¶ 6. The Vermont Periodic Inspection Manual, which sets forth the equipment requirements for the annual inspection of all motor vehicles, requires, inter alia, that any motor vehicle manufactured or assembled with a bumper must have a bumper, and that any motor vehicle manufactured or assembled with a driver’s side rearview mirror must have such a mirror.1 Defendants’ vehicles did *472not meet these requirements; had these defects existed at the time of inspection, these vehicles would not have received a certification of inspection. Thus, at the time of the stops, there was a reasonable possibility that defendants were committing a traffic offense — operating a vehicle without a valid inspection certification. See 23 V.S.A. § 1222 (prohibiting the operation of a motor vehicle “unless it has been inspected as required by this section and has a valid certification of inspection affixed to it”); id. § 2201 (violation of any section of Title 23 is a traffic offense). This situation, and the fact that both vehicles were stopped after dark, making a passing examination of the date of the vehicles’ current inspection certification difficult or impossible, are sufficient to establish a reasonable and articulable suspicion that a traffic offense was being committed.2 As such, the officers legally stopped defendants’ vehicles in order to investigate possible wrongdoing. Lussier, 171 Vt. at 34, 757 A.2d at 1027.
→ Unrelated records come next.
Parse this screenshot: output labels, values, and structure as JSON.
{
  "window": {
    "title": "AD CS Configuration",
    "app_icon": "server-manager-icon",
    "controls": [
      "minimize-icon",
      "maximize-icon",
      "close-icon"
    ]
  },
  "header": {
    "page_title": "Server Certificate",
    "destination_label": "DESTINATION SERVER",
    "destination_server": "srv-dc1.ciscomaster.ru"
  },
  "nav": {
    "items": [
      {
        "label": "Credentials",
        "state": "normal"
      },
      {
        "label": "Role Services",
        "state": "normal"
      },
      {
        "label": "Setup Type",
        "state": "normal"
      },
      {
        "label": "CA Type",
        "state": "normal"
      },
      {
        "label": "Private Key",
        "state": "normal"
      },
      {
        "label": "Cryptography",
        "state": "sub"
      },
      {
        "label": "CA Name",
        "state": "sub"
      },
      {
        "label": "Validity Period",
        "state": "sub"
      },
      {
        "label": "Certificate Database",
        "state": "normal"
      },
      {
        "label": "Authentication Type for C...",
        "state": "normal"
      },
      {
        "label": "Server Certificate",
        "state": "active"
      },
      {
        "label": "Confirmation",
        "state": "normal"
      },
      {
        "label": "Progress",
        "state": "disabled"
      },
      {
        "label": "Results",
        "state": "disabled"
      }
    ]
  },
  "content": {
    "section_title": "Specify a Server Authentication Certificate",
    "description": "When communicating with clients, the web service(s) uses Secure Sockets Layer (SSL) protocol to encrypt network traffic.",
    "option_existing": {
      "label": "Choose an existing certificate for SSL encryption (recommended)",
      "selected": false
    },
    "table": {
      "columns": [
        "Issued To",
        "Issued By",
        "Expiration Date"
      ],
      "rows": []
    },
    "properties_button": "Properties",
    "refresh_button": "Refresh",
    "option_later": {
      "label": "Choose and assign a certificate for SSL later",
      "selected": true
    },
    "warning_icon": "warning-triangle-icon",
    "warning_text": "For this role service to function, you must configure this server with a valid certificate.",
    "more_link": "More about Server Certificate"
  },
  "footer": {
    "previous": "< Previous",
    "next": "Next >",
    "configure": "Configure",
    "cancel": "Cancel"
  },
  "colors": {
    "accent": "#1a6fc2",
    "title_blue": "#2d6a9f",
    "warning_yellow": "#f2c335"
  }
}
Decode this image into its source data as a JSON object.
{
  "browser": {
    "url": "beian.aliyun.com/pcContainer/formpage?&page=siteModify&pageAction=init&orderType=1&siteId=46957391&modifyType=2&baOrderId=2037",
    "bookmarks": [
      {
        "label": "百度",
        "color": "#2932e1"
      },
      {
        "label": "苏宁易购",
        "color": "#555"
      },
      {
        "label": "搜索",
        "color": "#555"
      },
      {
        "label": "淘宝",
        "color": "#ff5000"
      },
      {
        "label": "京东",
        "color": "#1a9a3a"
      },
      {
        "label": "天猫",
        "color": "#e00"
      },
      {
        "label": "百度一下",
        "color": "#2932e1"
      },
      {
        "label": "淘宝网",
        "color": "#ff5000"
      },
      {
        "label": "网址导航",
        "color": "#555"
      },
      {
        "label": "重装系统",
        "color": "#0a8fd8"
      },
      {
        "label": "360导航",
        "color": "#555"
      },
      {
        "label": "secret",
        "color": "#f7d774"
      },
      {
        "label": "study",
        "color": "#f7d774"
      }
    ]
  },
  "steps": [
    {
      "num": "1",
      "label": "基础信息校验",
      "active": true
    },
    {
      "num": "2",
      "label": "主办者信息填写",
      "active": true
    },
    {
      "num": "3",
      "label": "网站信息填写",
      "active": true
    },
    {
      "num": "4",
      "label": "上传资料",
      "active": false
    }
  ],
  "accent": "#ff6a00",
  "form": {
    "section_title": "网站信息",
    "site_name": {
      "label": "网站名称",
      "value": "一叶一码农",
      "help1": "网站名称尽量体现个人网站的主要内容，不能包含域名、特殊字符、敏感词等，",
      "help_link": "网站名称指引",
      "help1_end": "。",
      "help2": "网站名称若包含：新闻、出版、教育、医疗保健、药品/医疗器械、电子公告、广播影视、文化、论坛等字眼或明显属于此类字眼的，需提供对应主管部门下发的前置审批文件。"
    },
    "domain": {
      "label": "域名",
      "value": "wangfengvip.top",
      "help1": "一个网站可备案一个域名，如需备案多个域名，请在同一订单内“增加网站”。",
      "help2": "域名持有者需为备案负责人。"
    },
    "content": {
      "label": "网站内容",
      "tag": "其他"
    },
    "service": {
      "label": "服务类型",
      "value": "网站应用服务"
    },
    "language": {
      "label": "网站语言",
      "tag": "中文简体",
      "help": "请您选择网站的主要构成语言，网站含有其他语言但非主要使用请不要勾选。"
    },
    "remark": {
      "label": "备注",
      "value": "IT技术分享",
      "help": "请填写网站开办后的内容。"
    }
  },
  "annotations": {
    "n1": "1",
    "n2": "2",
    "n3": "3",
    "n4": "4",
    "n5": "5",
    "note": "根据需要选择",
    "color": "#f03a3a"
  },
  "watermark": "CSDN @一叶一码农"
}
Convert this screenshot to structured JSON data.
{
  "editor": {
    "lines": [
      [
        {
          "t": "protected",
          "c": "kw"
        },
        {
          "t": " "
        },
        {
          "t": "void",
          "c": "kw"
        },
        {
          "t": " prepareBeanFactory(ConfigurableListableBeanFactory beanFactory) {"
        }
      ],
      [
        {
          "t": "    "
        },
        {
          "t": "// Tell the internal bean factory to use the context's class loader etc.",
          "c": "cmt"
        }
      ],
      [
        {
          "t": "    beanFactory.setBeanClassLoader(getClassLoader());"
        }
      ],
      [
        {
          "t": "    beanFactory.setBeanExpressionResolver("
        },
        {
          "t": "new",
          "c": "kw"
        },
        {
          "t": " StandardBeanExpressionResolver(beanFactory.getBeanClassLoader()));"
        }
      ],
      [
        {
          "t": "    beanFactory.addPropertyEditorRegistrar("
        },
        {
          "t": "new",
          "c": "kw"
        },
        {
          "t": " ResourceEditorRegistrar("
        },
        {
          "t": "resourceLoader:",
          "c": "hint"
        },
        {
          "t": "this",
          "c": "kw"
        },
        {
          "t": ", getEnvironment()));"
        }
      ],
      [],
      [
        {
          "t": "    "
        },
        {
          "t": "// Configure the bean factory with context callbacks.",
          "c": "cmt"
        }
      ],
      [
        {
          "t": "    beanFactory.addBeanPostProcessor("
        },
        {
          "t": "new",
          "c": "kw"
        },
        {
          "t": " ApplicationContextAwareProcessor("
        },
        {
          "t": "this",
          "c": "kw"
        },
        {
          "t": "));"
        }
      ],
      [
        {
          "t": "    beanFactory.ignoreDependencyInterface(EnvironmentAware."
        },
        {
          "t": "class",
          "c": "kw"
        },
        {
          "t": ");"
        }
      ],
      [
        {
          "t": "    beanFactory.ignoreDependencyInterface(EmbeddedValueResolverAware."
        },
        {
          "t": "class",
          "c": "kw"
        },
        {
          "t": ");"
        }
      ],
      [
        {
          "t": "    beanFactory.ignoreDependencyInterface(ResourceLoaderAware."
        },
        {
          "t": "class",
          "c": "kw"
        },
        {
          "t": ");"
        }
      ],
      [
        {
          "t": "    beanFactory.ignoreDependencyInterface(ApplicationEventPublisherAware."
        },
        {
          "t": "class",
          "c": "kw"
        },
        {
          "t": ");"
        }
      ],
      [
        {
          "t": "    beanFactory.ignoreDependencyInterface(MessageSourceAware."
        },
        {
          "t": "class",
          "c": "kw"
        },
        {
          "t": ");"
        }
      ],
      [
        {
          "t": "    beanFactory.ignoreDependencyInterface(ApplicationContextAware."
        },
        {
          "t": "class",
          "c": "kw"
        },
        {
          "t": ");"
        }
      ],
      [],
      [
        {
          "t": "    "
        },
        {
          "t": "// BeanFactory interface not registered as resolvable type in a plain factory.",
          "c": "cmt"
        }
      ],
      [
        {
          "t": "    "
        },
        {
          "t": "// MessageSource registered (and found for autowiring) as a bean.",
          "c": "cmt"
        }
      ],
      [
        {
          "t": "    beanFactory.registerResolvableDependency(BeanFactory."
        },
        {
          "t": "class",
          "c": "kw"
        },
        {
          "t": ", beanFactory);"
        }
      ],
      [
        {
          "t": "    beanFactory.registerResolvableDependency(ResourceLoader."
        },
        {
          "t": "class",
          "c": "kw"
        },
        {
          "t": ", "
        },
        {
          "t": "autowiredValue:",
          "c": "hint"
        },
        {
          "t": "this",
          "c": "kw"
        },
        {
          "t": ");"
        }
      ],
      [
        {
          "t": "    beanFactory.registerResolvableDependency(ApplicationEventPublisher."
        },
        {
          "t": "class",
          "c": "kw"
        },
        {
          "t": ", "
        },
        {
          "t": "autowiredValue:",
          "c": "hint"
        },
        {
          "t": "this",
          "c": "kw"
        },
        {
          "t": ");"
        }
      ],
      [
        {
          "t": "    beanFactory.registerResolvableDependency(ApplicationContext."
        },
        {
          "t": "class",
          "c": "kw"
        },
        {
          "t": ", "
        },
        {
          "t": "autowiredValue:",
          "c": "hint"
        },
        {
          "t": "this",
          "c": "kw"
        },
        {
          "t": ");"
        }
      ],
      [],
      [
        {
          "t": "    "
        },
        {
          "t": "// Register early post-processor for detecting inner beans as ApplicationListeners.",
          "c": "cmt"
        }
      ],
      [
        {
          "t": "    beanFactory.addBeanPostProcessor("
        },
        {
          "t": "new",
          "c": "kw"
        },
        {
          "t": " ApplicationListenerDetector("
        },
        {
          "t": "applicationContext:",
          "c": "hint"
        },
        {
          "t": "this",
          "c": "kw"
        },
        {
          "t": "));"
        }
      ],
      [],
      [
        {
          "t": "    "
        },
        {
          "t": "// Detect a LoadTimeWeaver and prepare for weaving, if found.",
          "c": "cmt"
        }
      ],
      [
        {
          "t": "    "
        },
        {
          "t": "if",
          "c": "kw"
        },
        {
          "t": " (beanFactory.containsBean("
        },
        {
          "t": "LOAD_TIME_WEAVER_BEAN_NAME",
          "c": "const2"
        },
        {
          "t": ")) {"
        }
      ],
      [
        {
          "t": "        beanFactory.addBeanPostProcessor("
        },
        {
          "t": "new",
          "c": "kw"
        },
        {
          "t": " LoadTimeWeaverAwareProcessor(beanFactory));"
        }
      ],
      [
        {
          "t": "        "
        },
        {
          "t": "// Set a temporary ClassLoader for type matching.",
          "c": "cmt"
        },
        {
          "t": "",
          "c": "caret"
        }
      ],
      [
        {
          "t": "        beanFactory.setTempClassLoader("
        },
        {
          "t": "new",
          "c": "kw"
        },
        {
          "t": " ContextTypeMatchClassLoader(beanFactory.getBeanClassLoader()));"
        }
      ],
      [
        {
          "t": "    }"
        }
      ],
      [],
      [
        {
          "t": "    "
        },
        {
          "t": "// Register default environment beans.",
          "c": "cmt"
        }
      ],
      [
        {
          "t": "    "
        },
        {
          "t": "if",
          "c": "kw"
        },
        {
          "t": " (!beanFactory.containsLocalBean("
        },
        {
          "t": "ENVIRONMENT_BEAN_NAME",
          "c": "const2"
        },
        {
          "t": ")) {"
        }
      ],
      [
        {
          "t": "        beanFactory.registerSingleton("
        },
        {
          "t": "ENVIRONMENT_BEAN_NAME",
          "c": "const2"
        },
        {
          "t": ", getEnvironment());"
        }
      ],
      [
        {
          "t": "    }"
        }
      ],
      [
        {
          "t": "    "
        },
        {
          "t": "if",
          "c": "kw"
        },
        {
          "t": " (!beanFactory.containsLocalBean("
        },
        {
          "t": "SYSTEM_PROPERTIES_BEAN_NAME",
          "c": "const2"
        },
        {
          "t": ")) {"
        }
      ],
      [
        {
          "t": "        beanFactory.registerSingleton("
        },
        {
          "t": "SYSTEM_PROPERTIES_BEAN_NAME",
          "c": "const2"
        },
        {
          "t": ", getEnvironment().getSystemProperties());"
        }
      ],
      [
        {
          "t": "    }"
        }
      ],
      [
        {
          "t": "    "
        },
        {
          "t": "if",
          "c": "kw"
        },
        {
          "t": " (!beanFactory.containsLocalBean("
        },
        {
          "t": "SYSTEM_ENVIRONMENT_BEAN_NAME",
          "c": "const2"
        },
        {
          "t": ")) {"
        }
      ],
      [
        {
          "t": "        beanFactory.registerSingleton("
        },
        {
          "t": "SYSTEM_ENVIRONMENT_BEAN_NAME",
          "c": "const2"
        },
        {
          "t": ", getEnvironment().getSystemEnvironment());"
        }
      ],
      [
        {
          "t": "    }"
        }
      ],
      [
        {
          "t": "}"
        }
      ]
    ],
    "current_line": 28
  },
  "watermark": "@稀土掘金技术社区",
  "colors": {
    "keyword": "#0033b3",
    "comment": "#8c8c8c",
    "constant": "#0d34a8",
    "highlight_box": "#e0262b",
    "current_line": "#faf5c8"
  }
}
The denial of defendant Hotte’s motion to suppress and dismiss is affirmed. The grant of defendant Thompson’s motion to suppress and dismiss is reversed and the matter is remanded.

State v. Thompson
175 Vt. 470 816 A.2d 550

Case Details

State v. Thompson
Decision Date
Dec 30, 2002

175 Vt. 470

816 A.2d 550




Nothing yet... Still searching!

Referenced By

Nothing yet... Still searching!